_ABOUT THIS TASK_:
When you repeat the records, keep every word exact and drop each picture.

──────── RECORDS PROVIDED

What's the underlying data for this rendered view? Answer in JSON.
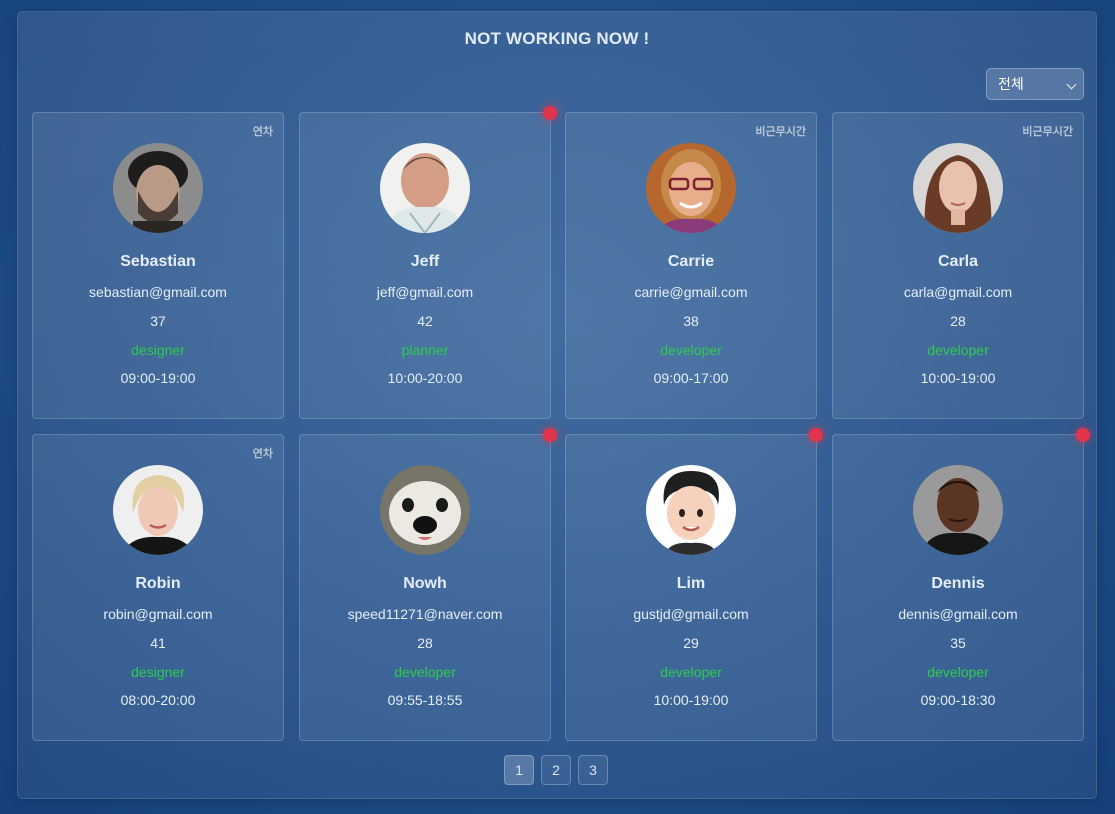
{
  "header": {
    "title": "NOT WORKING NOW !"
  },
  "filter": {
    "selected": "전체"
  },
  "employees": [
    {
      "name": "Sebastian",
      "email": "sebastian@gmail.com",
      "age": "37",
      "role": "designer",
      "hours": "09:00-19:00",
      "status": "연차",
      "alert": false,
      "avatar": "sebastian-avatar"
    },
    {
      "name": "Jeff",
      "email": "jeff@gmail.com",
      "age": "42",
      "role": "planner",
      "hours": "10:00-20:00",
      "status": "",
      "alert": true,
      "avatar": "jeff-avatar"
    },
    {
      "name": "Carrie",
      "email": "carrie@gmail.com",
      "age": "38",
      "role": "developer",
      "hours": "09:00-17:00",
      "status": "비근무시간",
      "alert": false,
      "avatar": "carrie-avatar"
    },
    {
      "name": "Carla",
      "email": "carla@gmail.com",
      "age": "28",
      "role": "developer",
      "hours": "10:00-19:00",
      "status": "비근무시간",
      "alert": false,
      "avatar": "carla-avatar"
    },
    {
      "name": "Robin",
      "email": "robin@gmail.com",
      "age": "41",
      "role": "designer",
      "hours": "08:00-20:00",
      "status": "연차",
      "alert": false,
      "avatar": "robin-avatar"
    },
    {
      "name": "Nowh",
      "email": "speed11271@naver.com",
      "age": "28",
      "role": "developer",
      "hours": "09:55-18:55",
      "status": "",
      "alert": true,
      "avatar": "dog-avatar"
    },
    {
      "name": "Lim",
      "email": "gustjd@gmail.com",
      "age": "29",
      "role": "developer",
      "hours": "10:00-19:00",
      "status": "",
      "alert": true,
      "avatar": "memoji-avatar"
    },
    {
      "name": "Dennis",
      "email": "dennis@gmail.com",
      "age": "35",
      "role": "developer",
      "hours": "09:00-18:30",
      "status": "",
      "alert": true,
      "avatar": "dennis-avatar"
    }
  ],
  "pagination": {
    "pages": [
      "1",
      "2",
      "3"
    ],
    "active": "1"
  },
  "colors": {
    "accent_role": "#2ecc4f",
    "alert_dot": "#e0354c",
    "background": "#1f4d88"
  }
}
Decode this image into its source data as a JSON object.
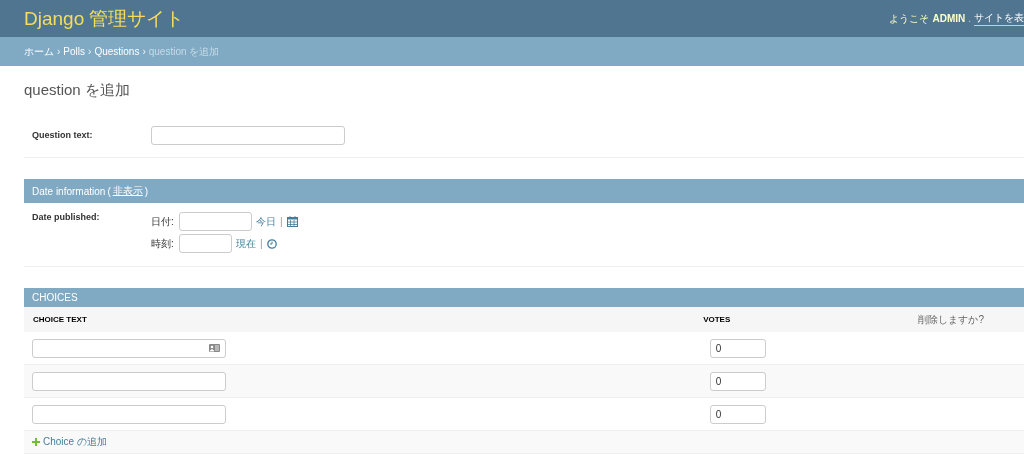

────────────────

_OUTPUT BELOW_:
What's the underlying data for this rendered view? Answer in JSON.
{
  "header": {
    "title": "NOT WORKING NOW !"
  },
  "filter": {
    "selected": "전체"
  },
  "employees": [
    {
      "name": "Sebastian",
      "email": "sebastian@gmail.com",
      "age": "37",
      "role": "designer",
      "hours": "09:00-19:00",
      "status": "연차",
      "alert": false,
      "avatar": "sebastian-avatar"
    },
    {
      "name": "Jeff",
      "email": "jeff@gmail.com",
      "age": "42",
      "role": "planner",
      "hours": "10:00-20:00",
      "status": "",
      "alert": true,
      "avatar": "jeff-avatar"
    },
    {
      "name": "Carrie",
      "email": "carrie@gmail.com",
      "age": "38",
      "role": "developer",
      "hours": "09:00-17:00",
      "status": "비근무시간",
      "alert": false,
      "avatar": "carrie-avatar"
    },
    {
      "name": "Carla",
      "email": "carla@gmail.com",
      "age": "28",
      "role": "developer",
      "hours": "10:00-19:00",
      "status": "비근무시간",
      "alert": false,
      "avatar": "carla-avatar"
    },
    {
      "name": "Robin",
      "email": "robin@gmail.com",
      "age": "41",
      "role": "designer",
      "hours": "08:00-20:00",
      "status": "연차",
      "alert": false,
      "avatar": "robin-avatar"
    },
    {
      "name": "Nowh",
      "email": "speed11271@naver.com",
      "age": "28",
      "role": "developer",
      "hours": "09:55-18:55",
      "status": "",
      "alert": true,
      "avatar": "dog-avatar"
    },
    {
      "name": "Lim",
      "email": "gustjd@gmail.com",
      "age": "29",
      "role": "developer",
      "hours": "10:00-19:00",
      "status": "",
      "alert": true,
      "avatar": "memoji-avatar"
    },
    {
      "name": "Dennis",
      "email": "dennis@gmail.com",
      "age": "35",
      "role": "developer",
      "hours": "09:00-18:30",
      "status": "",
      "alert": true,
      "avatar": "dennis-avatar"
    }
  ],
  "pagination": {
    "pages": [
      "1",
      "2",
      "3"
    ],
    "active": "1"
  },
  "colors": {
    "accent_role": "#2ecc4f",
    "alert_dot": "#e0354c",
    "background": "#1f4d88"
  }
}
Decode this image into its source data as a JSON object.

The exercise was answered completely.